Under health reform, virtually all 65- and 66-year-olds would be expected to obtain alternative sources of coverage. According to the study, 42% are projected to obtain coverage through employer-sponsored plans, 38% through plans offered via health insurance exchanges, and 20% through the expansion of Medicaid for low-income adults.
Raising Medicare eligibility to age 67 in 2014 would result in $31.1 billion in gross Medicare savings in 2014 because Medicare would no longer be covering 65- and 66-year-olds, the study said. The gross savings would be partially offset by increases in federal spending for individuals who would be covered by Medicaid ($8.9 billion) and for individuals receiving premium tax credits in the exchanges ($7.5 billion). The gross savings also would be offset by a $7 billion reduction in Medicare premium receipts from 65- and 66-year-olds who would no longer be enrolled in the program.

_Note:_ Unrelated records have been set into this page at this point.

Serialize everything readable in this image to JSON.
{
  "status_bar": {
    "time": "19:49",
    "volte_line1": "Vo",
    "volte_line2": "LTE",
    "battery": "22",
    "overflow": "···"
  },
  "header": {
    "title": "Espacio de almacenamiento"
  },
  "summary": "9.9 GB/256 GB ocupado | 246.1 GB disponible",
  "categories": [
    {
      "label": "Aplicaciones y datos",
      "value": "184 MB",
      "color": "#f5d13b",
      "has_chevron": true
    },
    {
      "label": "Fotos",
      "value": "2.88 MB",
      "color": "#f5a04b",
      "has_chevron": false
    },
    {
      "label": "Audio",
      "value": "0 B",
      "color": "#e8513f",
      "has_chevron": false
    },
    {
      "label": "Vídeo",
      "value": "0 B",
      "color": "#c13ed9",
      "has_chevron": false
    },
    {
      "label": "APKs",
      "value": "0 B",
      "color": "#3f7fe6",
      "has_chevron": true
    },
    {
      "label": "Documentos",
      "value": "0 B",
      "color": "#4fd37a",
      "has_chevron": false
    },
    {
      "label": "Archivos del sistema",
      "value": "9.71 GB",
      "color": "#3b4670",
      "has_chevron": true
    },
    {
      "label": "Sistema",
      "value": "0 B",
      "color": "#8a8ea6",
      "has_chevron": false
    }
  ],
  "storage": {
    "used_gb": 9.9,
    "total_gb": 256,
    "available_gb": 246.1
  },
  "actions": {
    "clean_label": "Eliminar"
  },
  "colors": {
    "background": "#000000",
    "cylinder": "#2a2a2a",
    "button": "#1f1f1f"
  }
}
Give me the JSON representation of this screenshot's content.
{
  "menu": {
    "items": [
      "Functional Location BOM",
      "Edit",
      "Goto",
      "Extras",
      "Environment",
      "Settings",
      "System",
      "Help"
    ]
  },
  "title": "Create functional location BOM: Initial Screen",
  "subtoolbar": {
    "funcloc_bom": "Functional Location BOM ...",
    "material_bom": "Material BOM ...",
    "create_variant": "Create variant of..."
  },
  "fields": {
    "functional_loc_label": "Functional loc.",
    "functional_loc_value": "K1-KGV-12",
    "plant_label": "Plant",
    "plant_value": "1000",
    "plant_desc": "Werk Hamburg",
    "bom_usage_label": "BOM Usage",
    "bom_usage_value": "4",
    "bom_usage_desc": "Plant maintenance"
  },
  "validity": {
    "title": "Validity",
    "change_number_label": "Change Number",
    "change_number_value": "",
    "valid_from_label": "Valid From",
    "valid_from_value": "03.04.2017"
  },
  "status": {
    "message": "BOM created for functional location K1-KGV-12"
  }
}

In addition, the study said healthcare costs for employers would increase by an estimated $4.5 billion in 2014 as employer plans become the primary payer for 65- and 66-year-olds who would no longer be eligible for Medicare, rather than provide supplemental coverage that wraps around Medicare.
The study also found that:
The study may be viewed here.